The boat pulls into a blistering hot Yakushima, the entire island is basically a dormant volcano which gets about 400 days of rain a year, making it intensely green. Our plan is to rent a car and to zip around the island in the about 5 hours we have. That plan is quickly foiled though when it turns out that we’ve chosen a Sunday of all days to go here. And since this is a very popular tourist location for the Japanese as well this means that every car on the island is already rented out…
Oh well, the ladies in the information says that we can take a bus instead that will take us halfway up the volcano to a bunch of trails, totalling about 5 km. This actually sounds just like what we’re looking for (it also helps that we don’t have any alternatives…) so we hop on and start the ascent. The trails start right next to a beautiful stream and the rest of the scenery is no less so. Everything is just very green and the footpaths are kept in impeccable condition. All the Japanese we meet are dressed in very expensive-looking hiking gear, with poles and all. They take their hiking seriously in this country!
Saying “Konichiwa” every time we meet people nets us a lot of smiles and I’m having the best hiking I’ve ever come across.
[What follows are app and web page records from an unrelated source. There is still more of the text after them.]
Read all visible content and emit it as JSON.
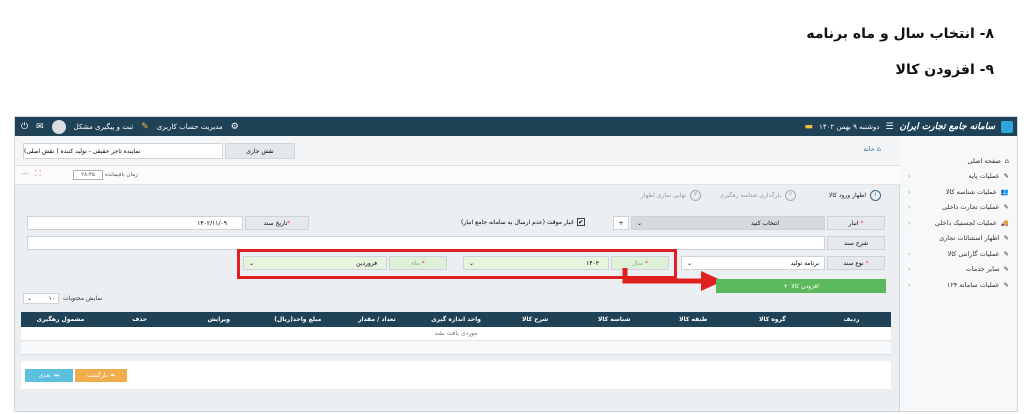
{
  "doc": {
    "heading_8": "۸- انتخاب سال و ماه برنامه",
    "heading_9": "۹- افزودن کالا"
  },
  "topbar": {
    "logo_text": "سامانه جامع تجارت ایران",
    "date": "دوشنبه ۹ بهمن ۱۴۰۲",
    "account_mgmt": "مدیریت حساب کاربری",
    "issue_tracking": "ثبت و پیگیری مشکل"
  },
  "sidebar": {
    "items": [
      {
        "label": "صفحه اصلی",
        "icon": "home-icon",
        "chevron": false
      },
      {
        "label": "عملیات پایه",
        "icon": "edit-icon",
        "chevron": true
      },
      {
        "label": "عملیات شناسه کالا",
        "icon": "users-icon",
        "chevron": true
      },
      {
        "label": "عملیات تجارت داخلی",
        "icon": "edit-icon",
        "chevron": true
      },
      {
        "label": "عملیات لجستیک داخلی",
        "icon": "truck-icon",
        "chevron": true
      },
      {
        "label": "اظهار استثنائات تجاری",
        "icon": "edit-icon",
        "chevron": false
      },
      {
        "label": "عملیات گارانتی کالا",
        "icon": "edit-icon",
        "chevron": true
      },
      {
        "label": "سایر خدمات",
        "icon": "edit-icon",
        "chevron": true
      },
      {
        "label": "عملیات سامانه ۱۲۴",
        "icon": "edit-icon",
        "chevron": true
      }
    ]
  },
  "header": {
    "breadcrumb": "خانه",
    "current_role_label": "نقش جاری",
    "current_role_value": "نماینده تاجر حقیقی - تولید کننده ( نقش اصلی)",
    "remaining_time_label": "زمان باقیمانده",
    "remaining_time_value": "۲۸:۳۵"
  },
  "steps": [
    {
      "num": "۱",
      "label": "اظهار ورود کالا",
      "active": true
    },
    {
      "num": "۲",
      "label": "بارگذاری شناسه رهگیری",
      "active": false
    },
    {
      "num": "۳",
      "label": "نهایی سازی اظهار",
      "active": false
    }
  ],
  "form": {
    "warehouse_label": "انبار",
    "warehouse_placeholder": "انتخاب کنید",
    "temp_warehouse_label": "انبار موقت (عدم ارسال به سامانه جامع انبار)",
    "doc_date_label": "تاریخ سند",
    "doc_date_value": "۱۴۰۲/۱۱/۰۹",
    "doc_desc_label": "شرح سند",
    "doc_type_label": "نوع سند",
    "doc_type_value": "برنامه تولید",
    "year_label": "سال",
    "year_value": "۱۴۰۳",
    "month_label": "ماه",
    "month_value": "فروردین",
    "add_goods_button": "افزودن کالا"
  },
  "table": {
    "page_size_label": "نمایش محتویات",
    "page_size_value": "۱۰",
    "columns": [
      "ردیف",
      "گروه کالا",
      "طبقه کالا",
      "شناسه کالا",
      "شرح کالا",
      "واحد اندازه گیری",
      "تعداد / مقدار",
      "مبلغ واحد(ریال)",
      "ویرایش",
      "حذف",
      "مشمول رهگیری"
    ],
    "empty_text": "موردی یافت نشد"
  },
  "footer": {
    "back_button": "بازگشت",
    "next_button": "بعدی"
  },
  "colors": {
    "topbar": "#1f4256",
    "highlight": "#e02020",
    "add_button": "#5cb85c",
    "next_button": "#5bc0de",
    "back_button": "#f0ad4e"
  }
}
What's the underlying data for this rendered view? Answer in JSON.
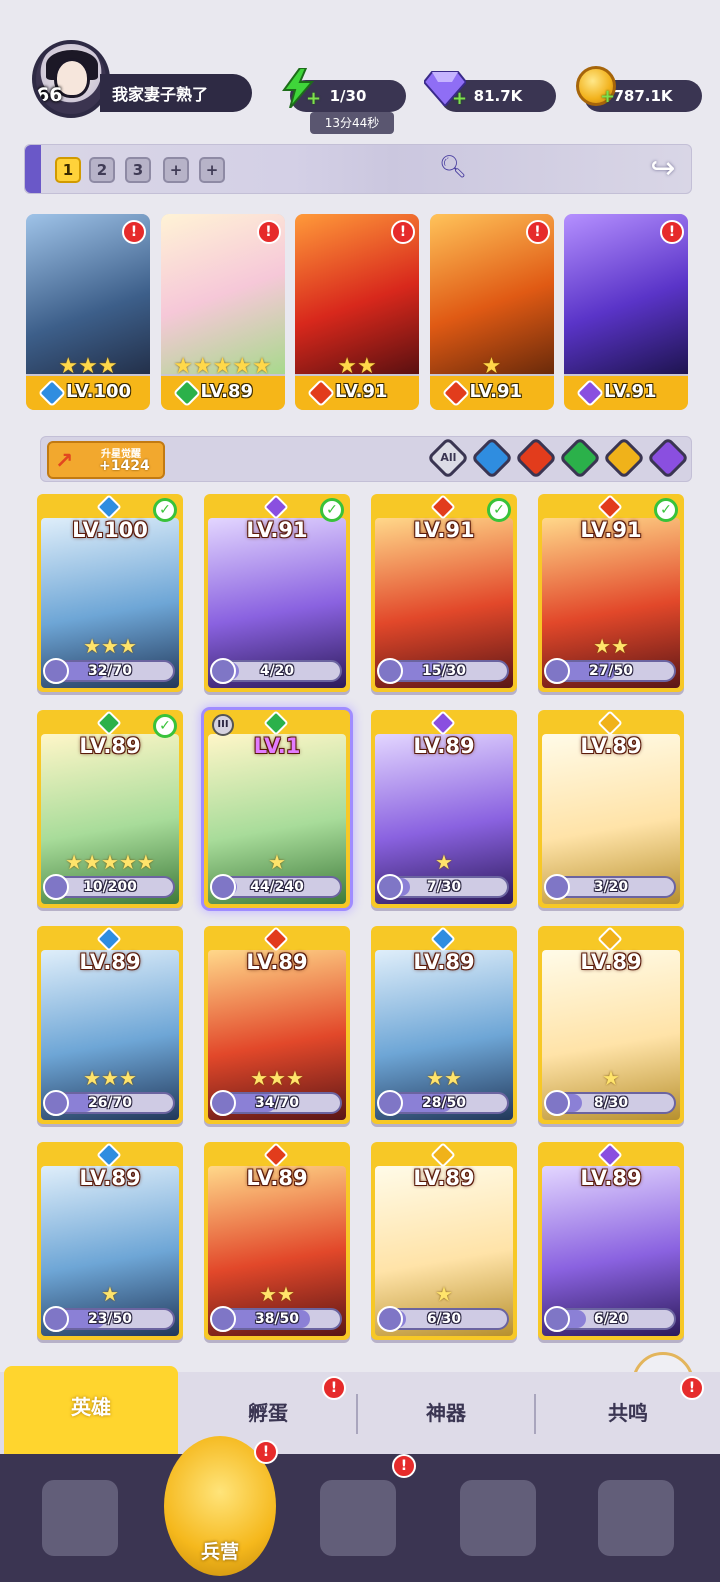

Before long we find our first couple of deer, calmly munching at the scenery. Turning around to call Hasse over, I see him taking pictures of the monkey behind us. Nature is really in your face here! The place is filled with really old trees, and the very oldest ones have nice and clear signs in both Japanese and English, telling the story behind them and their naming. Incidentally Yakushima is also where Hayao Myiazaki of fame drew his inspiration for one of my favorite movies and as you walk around here you can really see it!
Somewhere along the hike we lose track of Anders, this isn’t that uncommon as you’d think though and since the entire trail is a loop, we’re not too worried. The trail is rather hilly, snaking up and down the mountain and we’re starting to realize that even though it’s only 5 km, it will probably fill up our time quite nicely. Nearing the end of the trail there is an additional loop you can walk, but Hasse and Anders beg off, so I end up doing that part alone. Since most of that part consists of very nice walkways, I get it into my head that I should run full tilt while filming. So I do just that, and it’s implausibly fun! After about 4-500 meters without meeting anyone I almost run over a very confused deer. He gives me a rather bewildered stare for a second or so before flashing his big white ass and bounding off into the vegetation.
The rest of the circuit isn’t all that interesting though and before I know it I’m back at where the bus dropped us off. No sign of Anders and Hasse though, so I take the opportunity to wade out into the stream to cool down. Turns out that even though I took a detour of 1.5 km, I still arrived ahead of the guys! Since there isn’t enough time for any other excursions we catch the ferry back to Kagoshima and go out for some kaiten sushi (carousel sushi), which is a type of restaurant where all the tables are next to this conveyer belt where the sushi goes round and round at a leisurely pace and when you see something you fancy, you just pick it off the belt and eat it. The plate the sushi comes on is color coded to signify the price and also has an RFID chip inside it, so when it’s time to pay the waiter just scans your stack. Super convenient! There is also an iPad at the table, from which you can make custom orders if you can’t see your favorite sushi on the belt. There is no extra charge for this, and the delivery system is really neat; what happens is that when your sushi is done, a little train, running on a track next to the belt, pulls up to your table loaded with your order! (btw, as we leave, Anders has racked up a stack of no less than 12 plates (where most plates has two pieces of sushi on them))